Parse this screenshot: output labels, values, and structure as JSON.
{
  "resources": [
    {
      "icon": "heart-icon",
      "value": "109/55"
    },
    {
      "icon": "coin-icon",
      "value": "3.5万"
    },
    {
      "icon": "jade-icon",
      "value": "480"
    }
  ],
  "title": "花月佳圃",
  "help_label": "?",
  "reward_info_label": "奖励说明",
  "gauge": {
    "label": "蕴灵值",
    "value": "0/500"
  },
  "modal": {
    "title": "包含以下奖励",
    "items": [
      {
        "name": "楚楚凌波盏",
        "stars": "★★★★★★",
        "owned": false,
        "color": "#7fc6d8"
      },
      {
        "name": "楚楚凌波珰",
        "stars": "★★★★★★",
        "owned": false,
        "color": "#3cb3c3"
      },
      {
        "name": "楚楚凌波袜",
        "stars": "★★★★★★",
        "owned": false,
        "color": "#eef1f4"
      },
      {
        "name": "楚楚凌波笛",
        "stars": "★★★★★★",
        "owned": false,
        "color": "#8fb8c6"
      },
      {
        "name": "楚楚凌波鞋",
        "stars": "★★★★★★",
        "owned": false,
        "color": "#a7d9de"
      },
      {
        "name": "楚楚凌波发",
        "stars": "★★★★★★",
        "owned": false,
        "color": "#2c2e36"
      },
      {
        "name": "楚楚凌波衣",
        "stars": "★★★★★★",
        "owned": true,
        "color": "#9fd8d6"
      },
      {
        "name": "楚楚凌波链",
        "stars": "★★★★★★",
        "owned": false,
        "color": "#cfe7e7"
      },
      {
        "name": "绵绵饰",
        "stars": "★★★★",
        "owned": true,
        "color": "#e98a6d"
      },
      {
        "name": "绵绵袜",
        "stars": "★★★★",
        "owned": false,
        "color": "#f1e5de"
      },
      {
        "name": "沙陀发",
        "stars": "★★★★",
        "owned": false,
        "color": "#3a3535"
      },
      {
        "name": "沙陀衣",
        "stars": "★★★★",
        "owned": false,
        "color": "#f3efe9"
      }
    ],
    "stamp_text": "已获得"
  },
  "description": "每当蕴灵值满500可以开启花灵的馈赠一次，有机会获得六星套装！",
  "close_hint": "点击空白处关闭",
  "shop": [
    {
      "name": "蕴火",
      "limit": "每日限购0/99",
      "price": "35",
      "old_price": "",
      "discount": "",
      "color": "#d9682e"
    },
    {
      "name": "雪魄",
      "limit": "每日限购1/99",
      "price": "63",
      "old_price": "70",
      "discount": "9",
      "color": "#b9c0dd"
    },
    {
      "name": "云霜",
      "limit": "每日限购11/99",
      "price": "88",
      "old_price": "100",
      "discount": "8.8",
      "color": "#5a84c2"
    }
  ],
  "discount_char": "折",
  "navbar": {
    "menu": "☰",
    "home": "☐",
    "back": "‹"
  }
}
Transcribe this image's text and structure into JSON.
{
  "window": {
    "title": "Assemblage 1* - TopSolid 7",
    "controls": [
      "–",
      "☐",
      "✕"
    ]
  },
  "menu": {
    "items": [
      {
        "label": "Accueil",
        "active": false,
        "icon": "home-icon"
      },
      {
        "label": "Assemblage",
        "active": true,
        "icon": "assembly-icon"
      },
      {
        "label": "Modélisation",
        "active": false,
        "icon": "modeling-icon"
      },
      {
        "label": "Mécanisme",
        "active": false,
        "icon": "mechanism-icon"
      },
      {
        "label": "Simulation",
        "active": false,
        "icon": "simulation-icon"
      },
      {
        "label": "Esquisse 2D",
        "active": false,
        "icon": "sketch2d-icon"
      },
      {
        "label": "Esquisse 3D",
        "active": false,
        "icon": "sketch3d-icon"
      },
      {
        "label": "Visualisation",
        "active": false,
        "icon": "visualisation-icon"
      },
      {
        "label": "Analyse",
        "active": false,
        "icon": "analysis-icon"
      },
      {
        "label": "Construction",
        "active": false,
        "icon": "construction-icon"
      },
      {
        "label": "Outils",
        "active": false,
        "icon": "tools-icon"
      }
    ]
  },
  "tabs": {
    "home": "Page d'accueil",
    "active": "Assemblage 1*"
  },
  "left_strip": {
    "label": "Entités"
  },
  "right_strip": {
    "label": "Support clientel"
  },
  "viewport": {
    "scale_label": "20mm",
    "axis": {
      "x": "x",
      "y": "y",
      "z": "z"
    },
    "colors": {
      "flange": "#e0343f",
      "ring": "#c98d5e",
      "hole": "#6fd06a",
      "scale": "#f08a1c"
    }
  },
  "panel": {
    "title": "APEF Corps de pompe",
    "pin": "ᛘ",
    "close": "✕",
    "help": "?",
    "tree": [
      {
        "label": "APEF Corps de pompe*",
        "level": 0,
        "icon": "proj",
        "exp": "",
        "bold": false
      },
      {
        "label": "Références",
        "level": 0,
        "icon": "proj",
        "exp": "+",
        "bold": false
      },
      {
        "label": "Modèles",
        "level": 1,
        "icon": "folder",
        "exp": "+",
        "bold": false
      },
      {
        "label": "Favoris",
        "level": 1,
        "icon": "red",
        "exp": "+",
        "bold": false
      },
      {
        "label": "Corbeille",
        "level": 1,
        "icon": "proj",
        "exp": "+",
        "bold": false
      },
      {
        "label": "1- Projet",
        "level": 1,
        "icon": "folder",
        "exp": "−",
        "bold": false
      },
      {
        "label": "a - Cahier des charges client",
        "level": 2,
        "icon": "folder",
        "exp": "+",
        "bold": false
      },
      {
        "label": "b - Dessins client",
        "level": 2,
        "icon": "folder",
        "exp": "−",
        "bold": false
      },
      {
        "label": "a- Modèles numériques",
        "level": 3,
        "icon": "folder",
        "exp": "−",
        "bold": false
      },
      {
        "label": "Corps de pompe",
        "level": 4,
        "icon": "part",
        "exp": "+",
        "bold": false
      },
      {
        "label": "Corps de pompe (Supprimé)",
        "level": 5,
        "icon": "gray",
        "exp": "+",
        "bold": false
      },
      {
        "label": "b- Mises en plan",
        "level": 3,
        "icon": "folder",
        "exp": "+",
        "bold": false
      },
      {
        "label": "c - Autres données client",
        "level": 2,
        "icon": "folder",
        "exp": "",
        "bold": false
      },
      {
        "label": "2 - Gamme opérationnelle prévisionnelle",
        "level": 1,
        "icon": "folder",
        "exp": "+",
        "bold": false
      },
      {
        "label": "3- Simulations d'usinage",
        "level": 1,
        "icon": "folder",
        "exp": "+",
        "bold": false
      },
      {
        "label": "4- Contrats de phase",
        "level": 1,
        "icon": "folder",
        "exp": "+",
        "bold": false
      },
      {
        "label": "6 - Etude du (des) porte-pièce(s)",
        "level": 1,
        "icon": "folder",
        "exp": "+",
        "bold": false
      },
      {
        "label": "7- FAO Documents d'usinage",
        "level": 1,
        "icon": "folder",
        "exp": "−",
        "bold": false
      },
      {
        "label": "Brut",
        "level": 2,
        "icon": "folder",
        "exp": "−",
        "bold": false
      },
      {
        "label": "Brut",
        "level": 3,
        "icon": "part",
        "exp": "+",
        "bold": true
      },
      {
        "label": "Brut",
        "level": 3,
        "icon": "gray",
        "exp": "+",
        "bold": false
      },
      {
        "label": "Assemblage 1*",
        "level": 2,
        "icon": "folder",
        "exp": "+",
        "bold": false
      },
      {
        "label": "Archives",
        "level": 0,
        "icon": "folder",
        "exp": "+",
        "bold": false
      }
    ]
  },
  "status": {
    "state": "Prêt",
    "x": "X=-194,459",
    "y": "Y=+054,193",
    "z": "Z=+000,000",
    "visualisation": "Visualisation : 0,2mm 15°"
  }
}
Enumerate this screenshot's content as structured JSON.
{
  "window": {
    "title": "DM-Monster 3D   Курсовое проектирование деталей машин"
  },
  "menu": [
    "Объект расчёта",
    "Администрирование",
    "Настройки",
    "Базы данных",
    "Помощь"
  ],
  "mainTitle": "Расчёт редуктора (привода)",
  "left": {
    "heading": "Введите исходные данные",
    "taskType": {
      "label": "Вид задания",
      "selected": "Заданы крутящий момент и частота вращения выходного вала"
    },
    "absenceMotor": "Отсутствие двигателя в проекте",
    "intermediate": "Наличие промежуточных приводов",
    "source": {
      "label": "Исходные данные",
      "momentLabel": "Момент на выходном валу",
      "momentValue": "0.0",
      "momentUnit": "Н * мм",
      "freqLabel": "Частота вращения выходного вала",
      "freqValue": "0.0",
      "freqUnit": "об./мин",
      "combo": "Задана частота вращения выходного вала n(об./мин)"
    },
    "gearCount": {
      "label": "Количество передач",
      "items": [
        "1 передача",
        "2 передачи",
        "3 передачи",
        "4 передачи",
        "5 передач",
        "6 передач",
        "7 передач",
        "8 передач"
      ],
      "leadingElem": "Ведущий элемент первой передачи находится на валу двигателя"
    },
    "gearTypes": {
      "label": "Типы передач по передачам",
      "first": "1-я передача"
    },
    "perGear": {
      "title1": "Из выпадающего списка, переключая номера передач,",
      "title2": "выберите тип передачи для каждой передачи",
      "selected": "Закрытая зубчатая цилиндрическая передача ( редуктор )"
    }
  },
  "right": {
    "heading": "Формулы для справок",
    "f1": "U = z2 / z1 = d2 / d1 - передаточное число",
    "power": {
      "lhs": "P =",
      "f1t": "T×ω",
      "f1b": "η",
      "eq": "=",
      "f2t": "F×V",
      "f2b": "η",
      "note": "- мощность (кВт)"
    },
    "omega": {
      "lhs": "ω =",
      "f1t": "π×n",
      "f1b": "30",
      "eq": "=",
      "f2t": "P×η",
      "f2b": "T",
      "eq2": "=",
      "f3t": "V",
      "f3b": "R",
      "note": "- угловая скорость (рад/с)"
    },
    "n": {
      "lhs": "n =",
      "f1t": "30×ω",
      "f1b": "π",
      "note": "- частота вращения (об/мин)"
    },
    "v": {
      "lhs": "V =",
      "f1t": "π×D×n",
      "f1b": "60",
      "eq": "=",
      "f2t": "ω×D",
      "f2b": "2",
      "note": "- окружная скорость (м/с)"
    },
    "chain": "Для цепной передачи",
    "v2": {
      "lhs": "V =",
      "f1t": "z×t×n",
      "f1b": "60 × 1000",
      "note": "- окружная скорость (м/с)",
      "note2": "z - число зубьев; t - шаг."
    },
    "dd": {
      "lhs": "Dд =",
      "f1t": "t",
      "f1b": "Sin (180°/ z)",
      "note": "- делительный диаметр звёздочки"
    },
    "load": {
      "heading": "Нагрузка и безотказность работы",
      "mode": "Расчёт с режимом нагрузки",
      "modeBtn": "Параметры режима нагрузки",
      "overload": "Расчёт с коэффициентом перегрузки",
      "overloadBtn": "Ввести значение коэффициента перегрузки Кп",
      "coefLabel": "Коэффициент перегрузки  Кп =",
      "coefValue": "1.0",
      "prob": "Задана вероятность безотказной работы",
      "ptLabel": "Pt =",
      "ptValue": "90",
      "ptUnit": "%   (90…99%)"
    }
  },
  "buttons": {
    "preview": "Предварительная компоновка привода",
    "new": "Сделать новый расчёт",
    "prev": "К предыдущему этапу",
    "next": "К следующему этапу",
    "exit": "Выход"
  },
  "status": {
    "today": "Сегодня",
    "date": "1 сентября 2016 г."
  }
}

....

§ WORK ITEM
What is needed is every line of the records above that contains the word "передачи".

§ SOLUTION FOR THIS TASK
        "2 передачи",
        "3 передачи",
        "4 передачи",
      "leadingElem": "Ведущий элемент первой передачи находится на валу двигателя"
      "title2": "выберите тип передачи для каждой передачи",
    "chain": "Для цепной передачи",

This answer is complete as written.